*** Source material Section Begins ***
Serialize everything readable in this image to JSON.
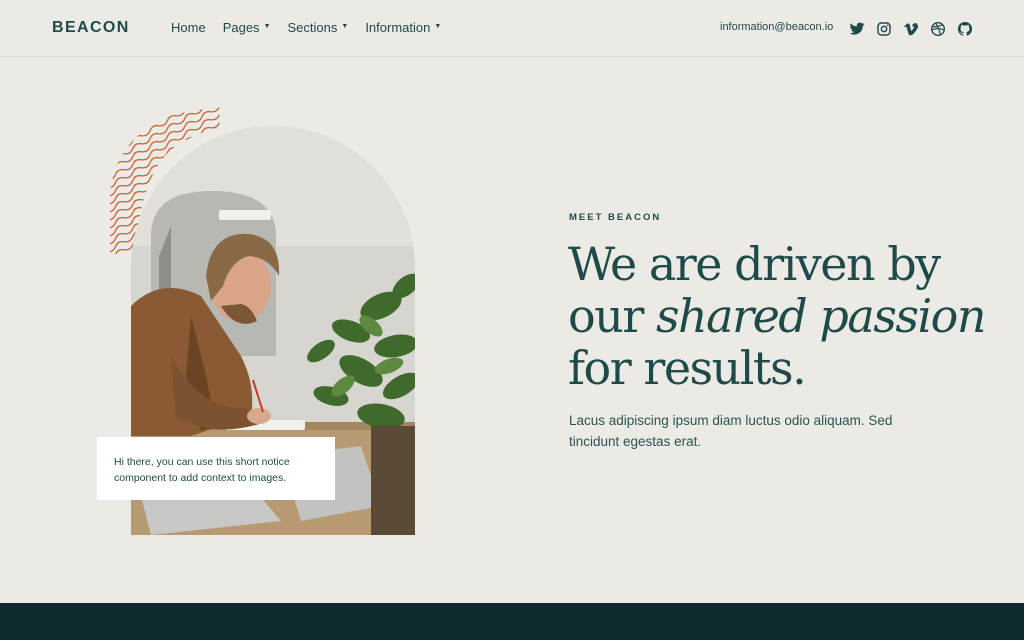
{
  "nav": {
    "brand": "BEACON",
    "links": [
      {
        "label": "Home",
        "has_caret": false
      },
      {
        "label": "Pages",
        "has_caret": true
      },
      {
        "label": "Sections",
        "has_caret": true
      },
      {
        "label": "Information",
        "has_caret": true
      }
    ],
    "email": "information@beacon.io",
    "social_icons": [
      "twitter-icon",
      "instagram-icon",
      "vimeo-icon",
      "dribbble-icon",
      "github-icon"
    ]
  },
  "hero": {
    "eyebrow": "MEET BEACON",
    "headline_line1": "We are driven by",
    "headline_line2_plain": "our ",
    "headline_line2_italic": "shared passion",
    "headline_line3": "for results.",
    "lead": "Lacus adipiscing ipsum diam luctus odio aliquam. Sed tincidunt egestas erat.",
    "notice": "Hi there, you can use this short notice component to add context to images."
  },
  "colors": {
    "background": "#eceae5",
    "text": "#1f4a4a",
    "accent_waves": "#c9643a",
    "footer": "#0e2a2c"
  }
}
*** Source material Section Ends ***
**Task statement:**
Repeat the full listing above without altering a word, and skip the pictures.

**Response box:**
Serialize everything readable in this image to JSON.
{
  "nav": {
    "brand": "BEACON",
    "links": [
      {
        "label": "Home",
        "has_caret": false
      },
      {
        "label": "Pages",
        "has_caret": true
      },
      {
        "label": "Sections",
        "has_caret": true
      },
      {
        "label": "Information",
        "has_caret": true
      }
    ],
    "email": "information@beacon.io",
    "social_icons": [
      "twitter-icon",
      "instagram-icon",
      "vimeo-icon",
      "dribbble-icon",
      "github-icon"
    ]
  },
  "hero": {
    "eyebrow": "MEET BEACON",
    "headline_line1": "We are driven by",
    "headline_line2_plain": "our ",
    "headline_line2_italic": "shared passion",
    "headline_line3": "for results.",
    "lead": "Lacus adipiscing ipsum diam luctus odio aliquam. Sed tincidunt egestas erat.",
    "notice": "Hi there, you can use this short notice component to add context to images."
  },
  "colors": {
    "background": "#eceae5",
    "text": "#1f4a4a",
    "accent_waves": "#c9643a",
    "footer": "#0e2a2c"
  }
}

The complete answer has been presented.